Kamehameha, Leilehua lock horns


POSTED: Friday, November 27, 2009

There was a time when all hopes were sky high for the Kamehameha Warriors.

The return of standout defensive stoppers, offensive linemen and running back Ryan Ho gave patient fans a vision of both league and state championships.

After three nonconference wins—and only five points permitted—the Warriors were looking up. Then came a 20-17 loss to 'Iolani in the Interscholastic League of Honolulu opener. Kamehameha found itself backed against the wall.

Hope turned to urgency, even a sense of desperation. The response was better than good. The Warriors won their next seven games to seal the league title and a state-tourney berth for the first time since 2004.

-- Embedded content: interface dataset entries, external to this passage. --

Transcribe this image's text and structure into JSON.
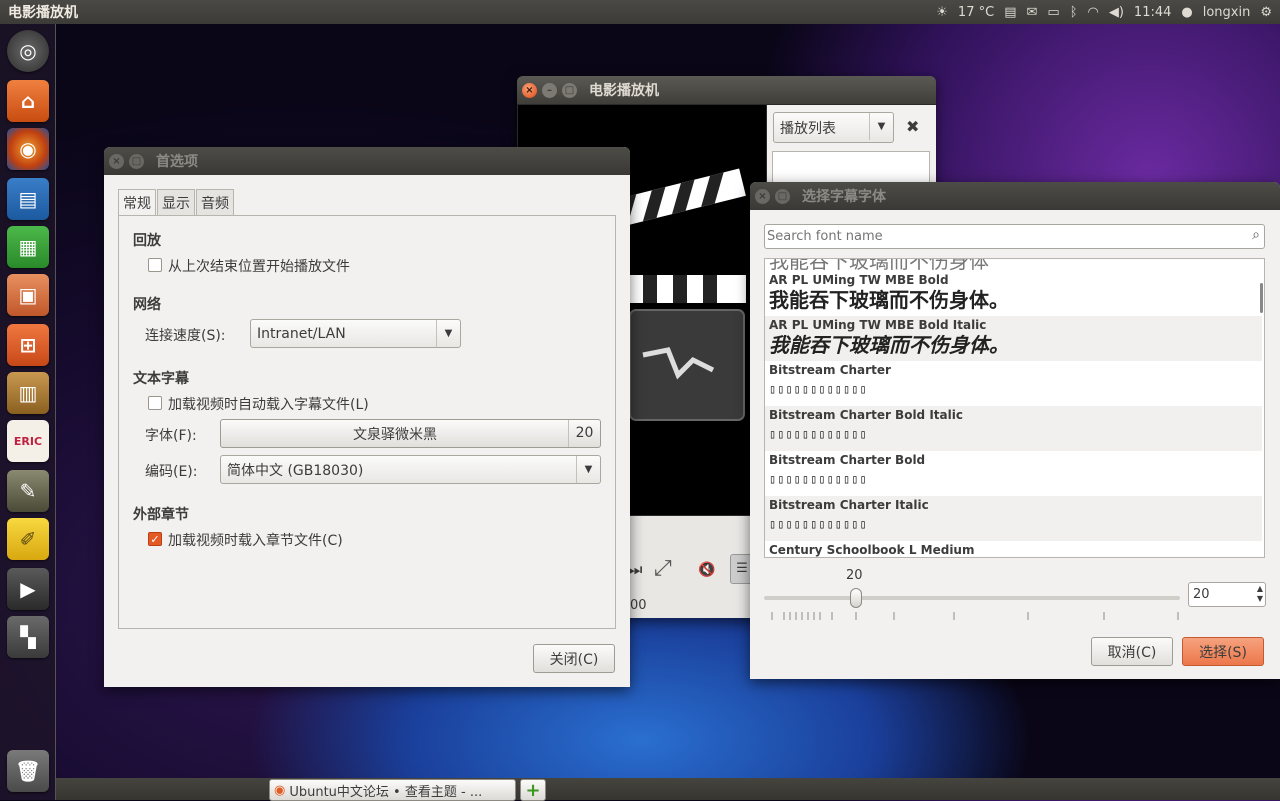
{
  "topbar": {
    "app_title": "电影播放机",
    "weather": "17 °C",
    "time": "11:44",
    "user": "longxin"
  },
  "launcher": {
    "items": [
      "dash",
      "files",
      "firefox",
      "writer",
      "calc",
      "impress",
      "software-center",
      "ebook",
      "eric",
      "gimp",
      "text-editor",
      "movie-player",
      "workspaces",
      "trash"
    ]
  },
  "player": {
    "title": "电影播放机",
    "playlist_select": "播放列表",
    "time_fragment": "00"
  },
  "prefs": {
    "title": "首选项",
    "tabs": [
      "常规",
      "显示",
      "音频"
    ],
    "playback_header": "回放",
    "resume_label": "从上次结束位置开始播放文件",
    "network_header": "网络",
    "speed_label": "连接速度(S):",
    "speed_value": "Intranet/LAN",
    "subtitle_header": "文本字幕",
    "autoload_label": "加载视频时自动载入字幕文件(L)",
    "font_label": "字体(F):",
    "font_value": "文泉驿微米黑",
    "font_size": "20",
    "encoding_label": "编码(E):",
    "encoding_value": "简体中文 (GB18030)",
    "chapters_header": "外部章节",
    "chapters_label": "加载视频时载入章节文件(C)",
    "close_button": "关闭(C)"
  },
  "fontdlg": {
    "title": "选择字幕字体",
    "search_placeholder": "Search font name",
    "cut_sample": "我能吞下玻璃而不伤身体",
    "fonts": [
      {
        "name": "AR PL UMing TW MBE Bold",
        "sample": "我能吞下玻璃而不伤身体。"
      },
      {
        "name": "AR PL UMing TW MBE Bold Italic",
        "sample": "我能吞下玻璃而不伤身体。"
      },
      {
        "name": "Bitstream Charter",
        "sample": "▯▯▯▯▯▯▯▯▯▯▯▯"
      },
      {
        "name": "Bitstream Charter Bold Italic",
        "sample": "▯▯▯▯▯▯▯▯▯▯▯▯"
      },
      {
        "name": "Bitstream Charter Bold",
        "sample": "▯▯▯▯▯▯▯▯▯▯▯▯"
      },
      {
        "name": "Bitstream Charter Italic",
        "sample": "▯▯▯▯▯▯▯▯▯▯▯▯"
      },
      {
        "name": "Century Schoolbook L Medium",
        "sample": ""
      }
    ],
    "size_value": "20",
    "size_slider_fraction": 0.2,
    "cancel_button": "取消(C)",
    "select_button": "选择(S)"
  },
  "taskbar": {
    "browser_tab": "Ubuntu中文论坛 • 查看主题 - ..."
  }
}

The Warriors (10-1), who haven't played since Nov. 5, drew a bye last week in the Division I first round of the First Hawaiian Bank/HHSAA State Football Championships. If destiny is on their side, they've earned that favor. Problem is, destiny may be on the side of tonight's semifinal opponent, the Leilehua Mules (9-3), a Cinderella program that rose to a state title two years ago. Andrew Manley, the “;man child”; who steered the Mules to that crown as a sophomore, leads a squad trying for a third straight appearance in the state final.





        Semifinals today

        At Aloha Stadium
        » Farrington (9-2) vs. Kahuku (11-0), 4 p.m., OC 16, KWAI 1080-AM.
        » Leilehua (9-3) vs. Kamehameha (10-1), 7 p.m., OC 16, KWAI 1080-AM


        At Radford High
        » Aiea (9-3) vs. 'Iolani (10-2), 7 p.m.
        At Vidinha Stadium
        » Hawaii Prep (11-0) at Kauai (9-0), 7 p.m.


On paper: The Warriors are ranked No. 2 in the Star-Bulletin Top 10. The Mules are No. 3.

Coach David Stant wasn't in charge yet when Kamehameha last played Leilehua. The Warriors won a nonconference game in 2005, 28-14, after winning the state title in '04 with a 28-7 victory over the Mules.

Leilehua is coming off a 48-12 win at Baldwin. Manley hurled five touchdown passes, including three to Kamana Akagi. Manley has passed for 2,979 yards in 12 games (233-for-384) with 28 touchdowns and 11 picks.

Akagi's return was a boost. The senior receiver left the OIA Red final against Kahuku with a concussion. He has 68 receptions for 1,057 yards and 13 touchdowns in 12 games.

Ho has been prolific with 1,302 rushing yards and 16 touchdowns in 10 games.

The skinny: Kamehameha's defensive line—ends Koa Ka'ai and Beau Yap, tackles Landon Aano and Keko'o Weisbarth-Tafaoimalo—are the biggest reason why the unit has not permitted more than 21 points in a game all season.

“;We have to make sure we get pressure on Manley,”; Stant said. “;If we can do that, we can do well. If we have to blitz, he's going to get a couple of big plays.”;

Leilehua's chemistry through the air progressed rapidly as first-year starting receivers matured. Darrien Shealy and Blaine Furtado have emerged as threats, while Carlos Marshall and Austin Schmidt are effective out of the backfield. The Mules employ everything from five-wide, shotgun sets to double-tight-end formations.

“;They do a lot on offense. Different coverages on different formations. We have to get aligned and cover down,”; Stant said.

Tokuda has seen enough to be wary.

“;They can gamble because they have athletes like Farrington. They play man across the board; no team in the OIA does that. They're good enough to bring pressure with three (pass rushers),”; Tokuda said.

The only team to beat Kamehameha, 'Iolani, is a pass-first team.

Leilehua's defense is no pushover, either. Linemen Charlie Tuaau (6-4, 290) and Frazer Taua (6-2, 250) anchor a unit that has given up less than 13 points per game in the last five contests.

“;They're tough on defense,”; said Stant, a former UH defensive lineman. “;They're really good.”;

Tokuda's squad has put plenty of extra time into special teams lately. A blocked punt by Kahuku was a pivotal point in the OIA final.

“;Special teams will be huge. We've done some things the past couple of weeks and I feel good,”; he said.

X factor: How Kamehameha handles Leilehua's complex air attack—receivers make reads and communicate with Manley through signals at times—is key. Matching up is another factor; ace cornerbacks Chaz Bajet and Walter Santiago won't necessarily line up on Akagi, who is a slotback.